There are many reasons to trust ourselves. Driving, for example. What right have we to get on the public highway if we do not trust our own ability to do so? Or if we are nurses, how can we presume to care for others if we don’t trust our abilities? Similarly, there are all sorts of human constructs in which we can trust. The manufacturers of our cars, for instance, are to be trusted for the vehicles’ safety. And what of our hospitals? They are amongst the most sophisticated of human constructs. There are countless reasons to trust them, and to be grateful for them.
In verse 8, though, the Psalmist suggests we risk becoming like what we trust. So, if we put our trust in the powerful, we might hunger to be in control If we put our trust in the rich, then we might lust after wealth.
So it is that this Psalm urges us to put our trust in the Lord, ‘our help and shield’ (verse 9). Moreover, if Christian people put their trust in God as God is in Jesus Christ, then they increase the possibility that they will grow in Christlikeness. That way, in the words of a URC Prayer after Communion, our love is God’s love ‘reaching out into the life of the world’. Striving to make that sort of difference in this era of polarised politics is more than worthwhile.

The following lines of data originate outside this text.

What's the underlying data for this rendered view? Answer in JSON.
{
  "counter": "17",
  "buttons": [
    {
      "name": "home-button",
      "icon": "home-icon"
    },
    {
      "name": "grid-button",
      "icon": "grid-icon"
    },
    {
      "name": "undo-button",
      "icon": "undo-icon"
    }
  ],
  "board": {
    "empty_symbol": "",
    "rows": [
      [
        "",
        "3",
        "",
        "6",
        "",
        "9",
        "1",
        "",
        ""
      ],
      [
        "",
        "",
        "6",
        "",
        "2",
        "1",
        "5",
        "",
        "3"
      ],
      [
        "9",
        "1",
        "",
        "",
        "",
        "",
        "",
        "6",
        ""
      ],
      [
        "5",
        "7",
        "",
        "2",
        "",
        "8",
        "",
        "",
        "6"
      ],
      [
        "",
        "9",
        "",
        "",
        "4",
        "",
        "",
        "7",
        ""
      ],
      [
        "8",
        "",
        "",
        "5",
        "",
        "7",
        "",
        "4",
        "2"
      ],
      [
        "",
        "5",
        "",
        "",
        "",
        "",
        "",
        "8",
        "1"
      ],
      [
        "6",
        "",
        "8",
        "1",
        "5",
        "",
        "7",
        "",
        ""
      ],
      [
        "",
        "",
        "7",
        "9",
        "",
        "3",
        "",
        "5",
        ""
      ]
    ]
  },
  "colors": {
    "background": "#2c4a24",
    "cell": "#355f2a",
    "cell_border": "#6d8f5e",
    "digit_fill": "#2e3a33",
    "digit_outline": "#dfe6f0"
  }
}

We should, though, make sure that we don’t take the credit, but keep singing the beginning of the Psalm, ‘Not unto us, Lord, not to us, but do thou glory take.’
Lord, we trust you as you are in Jesus – that you regard us not according to our failure, but according to your forgiveness; not according to how we went astray, but according to how you save us.
And may that love define our love for each other.
We seek no credit, no glory for ourselves, but rather for you and for you alone, through that same Jesus Christ, Amen
The Revd Nigel Uden, of Downing Place URC, Fulbourn URC and Stetchworth & Cheveley URC in Cambridgeshire and a Moderator of the General Assembly.